By Brad Haire
University of Georgia
Asiatic soybean rust attacks a plant and defoliates it, severely reducing yields or killing the plant, said Bob Kemerait, a plant pathologist with the UGA College of Agricultural and Environmental Sciences.
"This rust is an impressive and aggressive disease that infects and produces spores very quickly," Kemerait said. "If it spreads, it could affect a large portion of the soybeans in the United States."
On the moveThe disease has been on the radar screen of the agricultural world for some time now. It has hurt soybean production in Asia, Australia and Africa. By 2000, it had jumped the Atlantic Ocean and landed in South America. It cost Brazilian farmers an estimated $1 billion in damage and control measures in 2003.
"It went very quickly from not being a problem to being a major problem in Brazil in about two years," Kemerait said.
Asiatic soybean rust was reported last month to have jumped the equator into Colombia. Models predict it will keep moving north and eventually enter the United States, possibly through Mexico.
A storm like Hurricane Ivan, which skimmed the coast of South America earlier this week, could pick it up and give it a much quicker airlift, he said.

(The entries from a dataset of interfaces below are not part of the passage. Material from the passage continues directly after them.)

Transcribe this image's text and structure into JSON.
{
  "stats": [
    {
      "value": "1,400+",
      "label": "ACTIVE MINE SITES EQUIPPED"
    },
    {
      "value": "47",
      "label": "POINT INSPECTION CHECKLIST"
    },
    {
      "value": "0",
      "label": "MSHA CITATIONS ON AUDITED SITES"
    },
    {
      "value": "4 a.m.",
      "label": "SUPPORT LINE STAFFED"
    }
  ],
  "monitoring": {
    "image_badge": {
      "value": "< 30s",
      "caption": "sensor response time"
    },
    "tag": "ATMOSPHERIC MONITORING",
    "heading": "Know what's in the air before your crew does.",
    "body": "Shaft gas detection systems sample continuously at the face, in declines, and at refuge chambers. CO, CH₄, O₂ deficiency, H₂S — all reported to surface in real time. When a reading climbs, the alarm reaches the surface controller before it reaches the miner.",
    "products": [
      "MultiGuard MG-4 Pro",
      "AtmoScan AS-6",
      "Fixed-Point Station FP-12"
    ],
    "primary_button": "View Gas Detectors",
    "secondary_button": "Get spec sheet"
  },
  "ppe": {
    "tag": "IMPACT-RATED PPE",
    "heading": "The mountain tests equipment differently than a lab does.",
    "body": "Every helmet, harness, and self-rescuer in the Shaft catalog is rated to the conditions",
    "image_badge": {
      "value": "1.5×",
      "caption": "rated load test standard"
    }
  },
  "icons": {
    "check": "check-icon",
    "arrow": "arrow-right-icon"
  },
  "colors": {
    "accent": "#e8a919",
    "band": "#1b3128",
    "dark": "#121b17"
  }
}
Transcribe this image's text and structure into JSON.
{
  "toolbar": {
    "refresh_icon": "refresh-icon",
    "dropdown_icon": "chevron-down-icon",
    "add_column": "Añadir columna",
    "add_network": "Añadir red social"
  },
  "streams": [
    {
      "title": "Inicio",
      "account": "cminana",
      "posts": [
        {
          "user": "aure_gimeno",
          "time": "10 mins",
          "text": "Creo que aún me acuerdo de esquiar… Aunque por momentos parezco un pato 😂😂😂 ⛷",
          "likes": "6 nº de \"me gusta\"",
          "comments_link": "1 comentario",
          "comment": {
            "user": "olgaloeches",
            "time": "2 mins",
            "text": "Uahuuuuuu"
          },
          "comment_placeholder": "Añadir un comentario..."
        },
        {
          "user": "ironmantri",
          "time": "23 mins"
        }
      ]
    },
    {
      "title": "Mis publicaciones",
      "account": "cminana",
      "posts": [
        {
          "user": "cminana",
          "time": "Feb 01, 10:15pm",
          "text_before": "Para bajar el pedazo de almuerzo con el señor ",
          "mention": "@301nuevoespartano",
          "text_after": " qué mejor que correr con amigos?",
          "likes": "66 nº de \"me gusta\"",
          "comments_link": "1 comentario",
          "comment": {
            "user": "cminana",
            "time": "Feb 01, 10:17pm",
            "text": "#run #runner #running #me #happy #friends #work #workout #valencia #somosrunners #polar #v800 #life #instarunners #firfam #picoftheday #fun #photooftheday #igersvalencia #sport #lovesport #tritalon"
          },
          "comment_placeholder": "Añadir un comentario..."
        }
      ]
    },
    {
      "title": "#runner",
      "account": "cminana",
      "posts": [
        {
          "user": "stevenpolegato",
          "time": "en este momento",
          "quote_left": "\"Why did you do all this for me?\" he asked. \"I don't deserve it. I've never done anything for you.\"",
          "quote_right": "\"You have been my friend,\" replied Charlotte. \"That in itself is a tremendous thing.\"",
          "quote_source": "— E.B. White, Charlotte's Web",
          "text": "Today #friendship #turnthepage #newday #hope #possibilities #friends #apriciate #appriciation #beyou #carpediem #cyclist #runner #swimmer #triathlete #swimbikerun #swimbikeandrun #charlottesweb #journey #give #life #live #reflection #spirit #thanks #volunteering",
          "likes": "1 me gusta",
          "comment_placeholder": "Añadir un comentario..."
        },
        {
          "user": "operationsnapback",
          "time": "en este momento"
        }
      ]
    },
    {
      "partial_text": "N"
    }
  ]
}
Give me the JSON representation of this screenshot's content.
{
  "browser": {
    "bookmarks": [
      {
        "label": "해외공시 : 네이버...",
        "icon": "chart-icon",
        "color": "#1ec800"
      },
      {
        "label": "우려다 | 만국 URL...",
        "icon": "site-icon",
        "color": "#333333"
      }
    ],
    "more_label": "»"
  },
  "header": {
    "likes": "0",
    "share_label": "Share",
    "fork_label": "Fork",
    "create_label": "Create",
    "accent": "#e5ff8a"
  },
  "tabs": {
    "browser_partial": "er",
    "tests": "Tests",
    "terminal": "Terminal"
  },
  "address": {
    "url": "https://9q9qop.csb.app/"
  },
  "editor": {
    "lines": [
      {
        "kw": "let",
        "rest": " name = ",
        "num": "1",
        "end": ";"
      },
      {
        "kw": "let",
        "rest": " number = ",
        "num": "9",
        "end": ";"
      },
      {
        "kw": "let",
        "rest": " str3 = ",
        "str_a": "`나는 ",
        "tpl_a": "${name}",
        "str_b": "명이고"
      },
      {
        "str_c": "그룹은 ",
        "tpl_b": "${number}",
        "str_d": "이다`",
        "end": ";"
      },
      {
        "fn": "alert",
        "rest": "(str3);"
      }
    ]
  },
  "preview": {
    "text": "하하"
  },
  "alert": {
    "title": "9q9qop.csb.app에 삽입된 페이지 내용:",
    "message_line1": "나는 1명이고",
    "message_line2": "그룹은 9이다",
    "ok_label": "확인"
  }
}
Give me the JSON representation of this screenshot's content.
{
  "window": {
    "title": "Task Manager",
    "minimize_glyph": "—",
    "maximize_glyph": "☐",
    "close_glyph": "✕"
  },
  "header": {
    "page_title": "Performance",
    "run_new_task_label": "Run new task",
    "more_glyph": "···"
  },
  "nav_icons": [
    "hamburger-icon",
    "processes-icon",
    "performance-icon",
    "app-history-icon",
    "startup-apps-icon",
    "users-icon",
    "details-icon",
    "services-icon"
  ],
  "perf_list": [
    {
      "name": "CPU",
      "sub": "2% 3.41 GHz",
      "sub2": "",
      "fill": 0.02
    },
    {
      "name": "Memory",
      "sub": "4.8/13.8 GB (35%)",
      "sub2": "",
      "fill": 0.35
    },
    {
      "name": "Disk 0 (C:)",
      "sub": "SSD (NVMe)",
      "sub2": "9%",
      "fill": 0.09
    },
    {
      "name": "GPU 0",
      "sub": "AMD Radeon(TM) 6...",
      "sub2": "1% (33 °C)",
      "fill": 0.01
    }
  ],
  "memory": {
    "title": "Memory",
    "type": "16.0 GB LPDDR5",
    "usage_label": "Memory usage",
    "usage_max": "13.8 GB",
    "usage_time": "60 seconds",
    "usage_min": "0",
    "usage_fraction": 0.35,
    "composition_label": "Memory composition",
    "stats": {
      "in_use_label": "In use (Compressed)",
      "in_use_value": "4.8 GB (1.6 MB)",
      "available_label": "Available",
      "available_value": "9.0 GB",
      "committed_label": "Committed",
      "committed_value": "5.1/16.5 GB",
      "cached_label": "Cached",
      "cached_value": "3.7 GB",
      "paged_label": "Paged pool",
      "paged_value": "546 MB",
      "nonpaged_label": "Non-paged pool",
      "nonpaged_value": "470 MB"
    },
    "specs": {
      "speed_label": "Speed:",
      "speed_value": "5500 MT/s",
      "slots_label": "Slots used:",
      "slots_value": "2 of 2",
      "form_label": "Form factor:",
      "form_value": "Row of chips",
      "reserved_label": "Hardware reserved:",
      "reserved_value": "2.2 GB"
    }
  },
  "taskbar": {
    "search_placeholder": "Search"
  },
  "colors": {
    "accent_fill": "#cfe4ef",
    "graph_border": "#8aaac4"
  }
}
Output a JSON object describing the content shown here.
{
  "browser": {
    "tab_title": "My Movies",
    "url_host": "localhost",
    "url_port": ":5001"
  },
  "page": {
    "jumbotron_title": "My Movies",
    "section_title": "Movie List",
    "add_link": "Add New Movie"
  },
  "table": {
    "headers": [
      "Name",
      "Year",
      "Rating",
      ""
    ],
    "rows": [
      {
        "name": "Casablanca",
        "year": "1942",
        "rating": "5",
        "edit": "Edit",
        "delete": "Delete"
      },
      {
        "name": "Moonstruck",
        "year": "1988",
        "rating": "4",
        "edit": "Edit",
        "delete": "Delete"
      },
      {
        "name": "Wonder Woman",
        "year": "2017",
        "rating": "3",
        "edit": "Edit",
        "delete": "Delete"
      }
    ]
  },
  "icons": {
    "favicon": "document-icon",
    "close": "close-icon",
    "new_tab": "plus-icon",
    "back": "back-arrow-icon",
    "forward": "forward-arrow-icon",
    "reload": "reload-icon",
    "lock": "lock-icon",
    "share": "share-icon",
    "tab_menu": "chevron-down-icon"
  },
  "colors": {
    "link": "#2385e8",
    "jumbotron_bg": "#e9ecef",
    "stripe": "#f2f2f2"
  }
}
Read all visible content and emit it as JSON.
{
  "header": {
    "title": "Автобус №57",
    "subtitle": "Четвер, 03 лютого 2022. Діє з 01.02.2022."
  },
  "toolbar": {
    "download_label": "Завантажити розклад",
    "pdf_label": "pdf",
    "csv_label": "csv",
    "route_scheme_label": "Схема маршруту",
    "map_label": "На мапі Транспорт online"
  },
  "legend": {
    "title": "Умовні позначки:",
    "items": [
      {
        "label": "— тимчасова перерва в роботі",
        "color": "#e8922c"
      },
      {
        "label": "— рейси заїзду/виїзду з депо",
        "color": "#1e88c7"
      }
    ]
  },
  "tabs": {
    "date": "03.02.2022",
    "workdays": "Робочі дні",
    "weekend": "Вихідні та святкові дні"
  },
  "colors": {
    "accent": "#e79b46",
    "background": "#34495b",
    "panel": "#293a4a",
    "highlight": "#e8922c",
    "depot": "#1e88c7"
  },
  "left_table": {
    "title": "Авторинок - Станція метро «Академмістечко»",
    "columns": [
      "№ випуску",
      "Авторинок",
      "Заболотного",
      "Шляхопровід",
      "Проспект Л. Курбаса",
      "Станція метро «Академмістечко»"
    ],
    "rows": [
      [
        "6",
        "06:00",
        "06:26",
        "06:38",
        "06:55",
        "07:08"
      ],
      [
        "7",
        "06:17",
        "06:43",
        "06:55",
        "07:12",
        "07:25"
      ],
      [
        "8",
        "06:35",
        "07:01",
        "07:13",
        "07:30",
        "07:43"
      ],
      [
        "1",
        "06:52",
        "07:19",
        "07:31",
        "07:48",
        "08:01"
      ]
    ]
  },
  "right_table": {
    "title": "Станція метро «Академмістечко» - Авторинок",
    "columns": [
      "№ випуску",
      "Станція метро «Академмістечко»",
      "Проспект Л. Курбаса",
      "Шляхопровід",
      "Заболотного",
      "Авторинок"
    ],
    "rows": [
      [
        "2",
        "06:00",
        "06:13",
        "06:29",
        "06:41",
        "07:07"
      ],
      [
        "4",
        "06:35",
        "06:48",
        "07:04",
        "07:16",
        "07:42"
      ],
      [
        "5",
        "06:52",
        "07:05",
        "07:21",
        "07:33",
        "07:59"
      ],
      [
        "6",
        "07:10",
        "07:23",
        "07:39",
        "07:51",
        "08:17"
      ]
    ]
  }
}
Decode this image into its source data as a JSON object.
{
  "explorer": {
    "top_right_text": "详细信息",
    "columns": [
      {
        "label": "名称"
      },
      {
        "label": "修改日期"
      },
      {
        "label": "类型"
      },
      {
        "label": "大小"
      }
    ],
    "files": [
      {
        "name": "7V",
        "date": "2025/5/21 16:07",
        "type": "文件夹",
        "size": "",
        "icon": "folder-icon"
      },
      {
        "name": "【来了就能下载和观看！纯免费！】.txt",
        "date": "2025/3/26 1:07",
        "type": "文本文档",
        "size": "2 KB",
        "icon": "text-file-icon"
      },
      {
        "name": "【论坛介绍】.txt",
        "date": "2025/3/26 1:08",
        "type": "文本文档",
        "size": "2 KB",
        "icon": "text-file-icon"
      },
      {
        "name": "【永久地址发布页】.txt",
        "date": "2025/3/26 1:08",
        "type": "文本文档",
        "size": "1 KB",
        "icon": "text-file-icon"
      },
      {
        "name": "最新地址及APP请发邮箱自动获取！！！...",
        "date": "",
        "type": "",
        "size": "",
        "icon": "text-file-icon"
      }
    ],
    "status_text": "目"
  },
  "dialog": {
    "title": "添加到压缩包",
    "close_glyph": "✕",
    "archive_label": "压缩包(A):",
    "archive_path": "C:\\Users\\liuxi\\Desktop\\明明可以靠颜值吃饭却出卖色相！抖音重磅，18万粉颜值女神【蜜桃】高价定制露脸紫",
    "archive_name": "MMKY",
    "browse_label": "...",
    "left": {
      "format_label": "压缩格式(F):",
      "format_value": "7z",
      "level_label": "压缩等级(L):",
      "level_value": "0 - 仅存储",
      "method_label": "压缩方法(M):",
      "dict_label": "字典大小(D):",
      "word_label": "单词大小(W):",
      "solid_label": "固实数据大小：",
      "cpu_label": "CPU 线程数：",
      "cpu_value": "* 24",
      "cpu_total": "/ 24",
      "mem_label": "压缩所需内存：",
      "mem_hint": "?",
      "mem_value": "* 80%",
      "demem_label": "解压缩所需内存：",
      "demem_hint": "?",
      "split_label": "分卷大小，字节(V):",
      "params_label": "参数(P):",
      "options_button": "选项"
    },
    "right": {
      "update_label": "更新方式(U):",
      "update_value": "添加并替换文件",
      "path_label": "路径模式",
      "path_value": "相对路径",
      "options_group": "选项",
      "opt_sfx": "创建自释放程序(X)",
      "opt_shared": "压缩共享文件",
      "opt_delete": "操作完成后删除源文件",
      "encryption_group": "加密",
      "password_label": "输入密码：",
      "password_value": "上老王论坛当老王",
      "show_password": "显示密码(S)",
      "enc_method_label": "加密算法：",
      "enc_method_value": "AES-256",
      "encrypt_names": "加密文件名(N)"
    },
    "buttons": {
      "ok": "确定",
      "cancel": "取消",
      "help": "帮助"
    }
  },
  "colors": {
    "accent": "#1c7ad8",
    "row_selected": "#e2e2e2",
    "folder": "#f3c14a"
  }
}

Handle at a costNo soybean varieties are resistant to this rust. But fungicides can control it, Kemerait said. Soybeans are a higher-value crop in the Midwest. So farmers there protect them with fungicides. Georgia growers usually don't spray fungicides on soybeans. But this would have to change if this disease entered the state.
"There's no doubt we can handle Asiatic soybean rust in America," he said. "The concern is how much additional production cost will it take."
Kemerait, UGA plant pathology department head John Sherwood and Extension Service soybean agronomist Phil Jost met this summer with representatives of the U.S. Department of Agriculture Animal and Plant Health Inspection Service and the Georgia Department of Agriculture to form a first-response plan for Georgia.
UGA Extension Service county agents, along with other farm experts in the state, will train to identify and respond to the disease when it arrives.
Asiatic soybean rust has at least one natural flaw that will help U.S. growers. It's a tropical disease. Freezing temperatures kill it. It could spread in the United States during the summer, but it will have to fall back during winter to places that don't freeze, such as south Florida and Texas.
But once it gets to the United States, it will probably stay. "We won't eradicate this disease when it gets here," Kemerait said. "We'll just have to contain and control it."
Other major Georgia crops aren't at risk to the disease. But one of Georgia's most infamous plants, kudzu, could be in trouble. The disease attacks and defoliates kudzu much as it does soybeans, Kemerait said.
Georgia farmers grew about 250,000 acres of soybeans this year, about 60,000 more than in 2003.
(Brad Haire is the former news editor with the University of Georgia College of Agricultural and Environmental Sciences.)